nabadip - Fri, 22 Apr 2005 13:14:27 +0530
English law: good for Tartar & Hindu

The Supreme Court of India: Institutionalising the foundation of Indo-British law. A Telegraph picture

Commenting on English law and its imposition on India, Macaulay, who was convinced of the total supremacy of Western civilisation, had written in his minutes: “I cannot believe it cannot do for a Hindu what it did for the Tartar”, in other words, the Russians.

Prof Pradip Sinha, delivering the Nisith Ranjan Ray Memorial Lecture on ‘Approaching Social History — Calcutta’, organised by the Society for Preservation, Calcutta, spoke at length on how the Supreme Court, an example of “belligerent civilisation”, institutionalised itself and laid the foundation of Indo-British law.

Prof Sinha, who is at present working on Hyde’s Papers at Victoria Memorial Hall, turned what could have been a forbiddingly dry talk, into a lucid account of how English law, at the initial stages, came into conflict with the Hindu legal system.

To them, the Hindu Shastra was a potential source of uncertainty, whereas their law epitomised certainty.

In the 18th Century, the biggest question was, who is the government? No governor-general of the company could claim he was ruler of India. This question was not legally solved till the late 1790s.

However, as Prof Sinha said, the Regulating Act was a “classic case of bumbling”, which was not uncharacteristic of those times in 18th Century. English law is very complex, quite unlike the systems prevailing in Europe which were based on the Roman model. It was introduced in India in a tentative way, though the system with its legacy of legal quibbling continues to hold sway over our country.

English law was applied in the strictest sense in the Nanda Kumar case and in about 10 years’ time, it was considered “untenable”.

In spite of the initial blunders and mistakes and high-handedness of the ruling civilisation, Sir William Jones comes out as the most civilised exponent of the law in the Indian city in the late 18th Century.

His relatively humane approach modified the rigours of English law.

Later, English-educated Bengalis tried to find an alternative to the belligerent civilisation. This was the quest of leaders and poet-philosophers like Gandhi and Tagore.

The shroffs of that period had no faith in the Supreme Court because they believed it brought their credit down. So they would never go to court.

Prof Sinha stressed that it was only in the dispute over the will of Priyamvada Birla that a baniya family has first gone to court.

Prof Sinha concluded by saying that he is not sure that the belligerence does not continue. We are being increasingly subjected to global culture and this is something he cannot come to terms with.

nabadip - Wed, 01 Jun 2005 11:43:38 +0530
On The Raj: The British in India
By Akhilesh Mithal

From Asian Age

The British refer to the period of their rule in India 1757-1947 as ‘The Raj’. The emphasis is on ‘The’ and pride inspires the voice when the phrase ‘The Raj’ is intoned.
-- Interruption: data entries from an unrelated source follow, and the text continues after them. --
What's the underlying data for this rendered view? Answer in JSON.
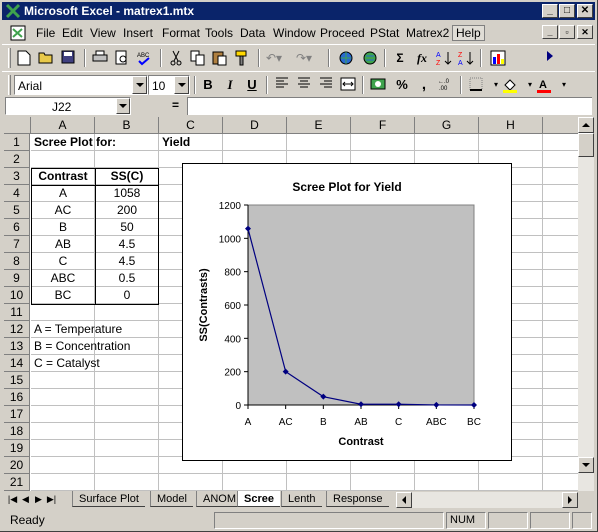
{
  "window": {
    "title": "Microsoft Excel - matrex1.mtx",
    "title_buttons": [
      "_",
      "□",
      "✕"
    ]
  },
  "menu": {
    "items": [
      "File",
      "Edit",
      "View",
      "Insert",
      "Format",
      "Tools",
      "Data",
      "Window",
      "Proceed",
      "PStat",
      "Matrex2",
      "Help"
    ],
    "doc_buttons": [
      "_",
      "▫",
      "✕"
    ]
  },
  "format_toolbar": {
    "font": "Arial",
    "size": "10",
    "bold": "B",
    "italic": "I",
    "underline": "U",
    "percent": "%",
    "comma": ","
  },
  "standard_toolbar": {
    "sigma": "Σ",
    "fx": "fx"
  },
  "formula_bar": {
    "name_box": "J22",
    "equals": "=",
    "content": ""
  },
  "columns": [
    "A",
    "B",
    "C",
    "D",
    "E",
    "F",
    "G",
    "H"
  ],
  "rows": [
    "1",
    "2",
    "3",
    "4",
    "5",
    "6",
    "7",
    "8",
    "9",
    "10",
    "11",
    "12",
    "13",
    "14",
    "15",
    "16",
    "17",
    "18",
    "19",
    "20",
    "21"
  ],
  "cells": {
    "a1": "Scree Plot for:",
    "c1": "Yield",
    "a3": "Contrast",
    "b3": "SS(C)",
    "table": [
      {
        "contrast": "A",
        "ss": "1058"
      },
      {
        "contrast": "AC",
        "ss": "200"
      },
      {
        "contrast": "B",
        "ss": "50"
      },
      {
        "contrast": "AB",
        "ss": "4.5"
      },
      {
        "contrast": "C",
        "ss": "4.5"
      },
      {
        "contrast": "ABC",
        "ss": "0.5"
      },
      {
        "contrast": "BC",
        "ss": "0"
      }
    ],
    "a12": "A = Temperature",
    "a13": "B = Concentration",
    "a14": "C = Catalyst"
  },
  "chart_data": {
    "type": "line",
    "title": "Scree Plot for Yield",
    "xlabel": "Contrast",
    "ylabel": "SS(Contrasts)",
    "categories": [
      "A",
      "AC",
      "B",
      "AB",
      "C",
      "ABC",
      "BC"
    ],
    "series": [
      {
        "values": [
          1058,
          200,
          50,
          4.5,
          4.5,
          0.5,
          0
        ]
      }
    ],
    "yticks": [
      "0",
      "200",
      "400",
      "600",
      "800",
      "1000",
      "1200"
    ],
    "ylim": [
      0,
      1200
    ],
    "plot_background": "#c0c0c0",
    "line_color": "#000080",
    "grid": false,
    "legend": "none"
  },
  "sheet_tabs": [
    "Surface Plot",
    "Model",
    "ANOM",
    "Scree",
    "Lenth",
    "Response"
  ],
  "active_tab": "Scree",
  "status": {
    "text": "Ready",
    "num": "NUM"
  }
}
No one mentions the nearly hundred famines in the two centuries of British rule. The exorbitant rates of land revenue levied made sure that there was no surplus or cushion with peasants. Each famine cost three to five million lives as the alien rulers had no feelings for native lives or suffering.

Undernourishment at a critical stage of physical and mental development left millions more subhuman and vulnerable. The long lasting result is that Indians are more prone to diabetes and cardio-vascular diseases than any other racial group in the world. The British need to face facts and make amends not only by apologising for their intrusion but also by financing research into ways and means for addressing genes prone to pancreas and cardiac damage.

While independent India has not permitted a famine like the Great Bengal Famine of 1943 to sully its record it has done little to address another evil. This is the tortuous and quite incompetent system for delivering justice introduced by the British in 1774. The number of cases pending at all levels is astronomical. The popular saying is

Joa jeet gayaa woa haar gayaa; joa haar gayaa soa murr gayaa
(The one who wins a case in Court is as badly off as if he were the loser; the loser would have been better off dead.)